Gay’s debut short story collection features fifteen punch-you-in the-gut stories that center around Haitians and Haitian immigrants. Her narrators are sharp and curt. Each has to make peace with their own demons: A teenager, new to America, learns the cruelty of school children in one story, while in another, a woman navigates the fear around living as a lesbian. With winks to fantasy and magical realism, Gay manages to capture the alchemical nature of trauma, as in stories like “In the Manner of Water and Light,” which traces one woman’s family history back to Rafael Trujillo’s murderous expulsion of Haitians from the Dominican Republic. “My mother was conceived in what would ever after be known as the Massacre River,” she says, “The sharp smell of blood has followed her since.” Gay often seems to be responding to a foreign gaze, twisting sensationalist tropes about mud-eating, abduction, and violent soldiers into otherworldly tales of longing and regret. An impeccably readable antidote to the patronizing news coverage Haitians have received in the past two decades.
Ayiti is out June 19.
Number One Chinese Restaurant by Lillian Li

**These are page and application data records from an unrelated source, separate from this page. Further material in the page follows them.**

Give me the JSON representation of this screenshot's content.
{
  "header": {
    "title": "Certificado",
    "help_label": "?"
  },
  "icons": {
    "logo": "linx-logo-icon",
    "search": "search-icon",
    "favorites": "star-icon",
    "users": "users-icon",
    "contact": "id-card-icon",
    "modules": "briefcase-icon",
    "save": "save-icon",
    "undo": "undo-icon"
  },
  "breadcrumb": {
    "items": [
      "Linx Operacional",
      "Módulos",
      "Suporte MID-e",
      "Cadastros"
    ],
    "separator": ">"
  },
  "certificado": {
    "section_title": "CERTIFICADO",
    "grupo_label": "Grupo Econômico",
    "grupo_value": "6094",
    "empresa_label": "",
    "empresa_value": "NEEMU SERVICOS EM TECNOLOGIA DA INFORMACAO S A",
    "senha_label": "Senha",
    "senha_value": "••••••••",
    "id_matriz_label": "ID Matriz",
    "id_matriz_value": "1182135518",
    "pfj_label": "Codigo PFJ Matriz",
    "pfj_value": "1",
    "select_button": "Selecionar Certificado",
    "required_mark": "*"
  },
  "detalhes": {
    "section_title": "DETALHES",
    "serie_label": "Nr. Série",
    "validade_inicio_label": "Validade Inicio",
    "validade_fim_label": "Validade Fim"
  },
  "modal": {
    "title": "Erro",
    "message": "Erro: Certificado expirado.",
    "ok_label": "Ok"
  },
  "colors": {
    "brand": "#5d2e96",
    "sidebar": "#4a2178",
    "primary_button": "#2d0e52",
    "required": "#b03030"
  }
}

Running a Chinese restaurant is hard, especially under the thumb of a criminal. That’s what Jimmy Han realizes as he tries to step out from the shadow cast by his father and older brother. The recently deceased (and seemingly disreputable) patriarch of the Han dynasty opened the Duck House, a thriving Chinese-American restaurant, but Jimmy wants more than the kitschy joint can offer. As a result of his aspirations, his family and family friends become enmeshed in an increasingly dangerous plot. Li has crafted a compelling character in Jimmy, whose hubris and impulse lead him to bad decision after bad decision. His compatriots are no better, each motivated by their own selfish needs, and it’s delightful to read. Li humanizes cruelty. Where another would look away, she dives under a microscope, determined to see it clearly. The result is a wonderfully honest portrait of what it takes to make it in America.
Number One Chinese Restaurant is out June 19.
How to Love a Jamaican by Alexia Arthurs
Arthurs’s debut collection of short stories is an impressive, fully realized work that grapples with Jamaican womanhood. Her mission is clear from the first story, “Light-Skinned Girls and Kelly Rowlands,” which looks at two Jamaican-American students from radically different backgrounds who bond over art, family, and their shared heritage. In another, “Island,” a woman finally returns to the island with several other Jamaican-American friends, only to feel isolated from them by her newly found interest in women. While critical, Arthurs never condemns as she explores the nuances in fraught intra-community subjects like depression, assimilation, and ethnic tensions. “Maybe our kind doesn’t have time for soft words,” one narrator wonders in “We Eat Our Daughters,” an exploration of motherhood. Arthurs offers a compassionate response with these tender portraits of hard women, lost girls, and the people who love them.
How to Love a Jamaican is out July 24.
The Village Voice is celebrating the summer’s literary scene throughout the week. For full coverage to date, visit our Best of Summer Books page.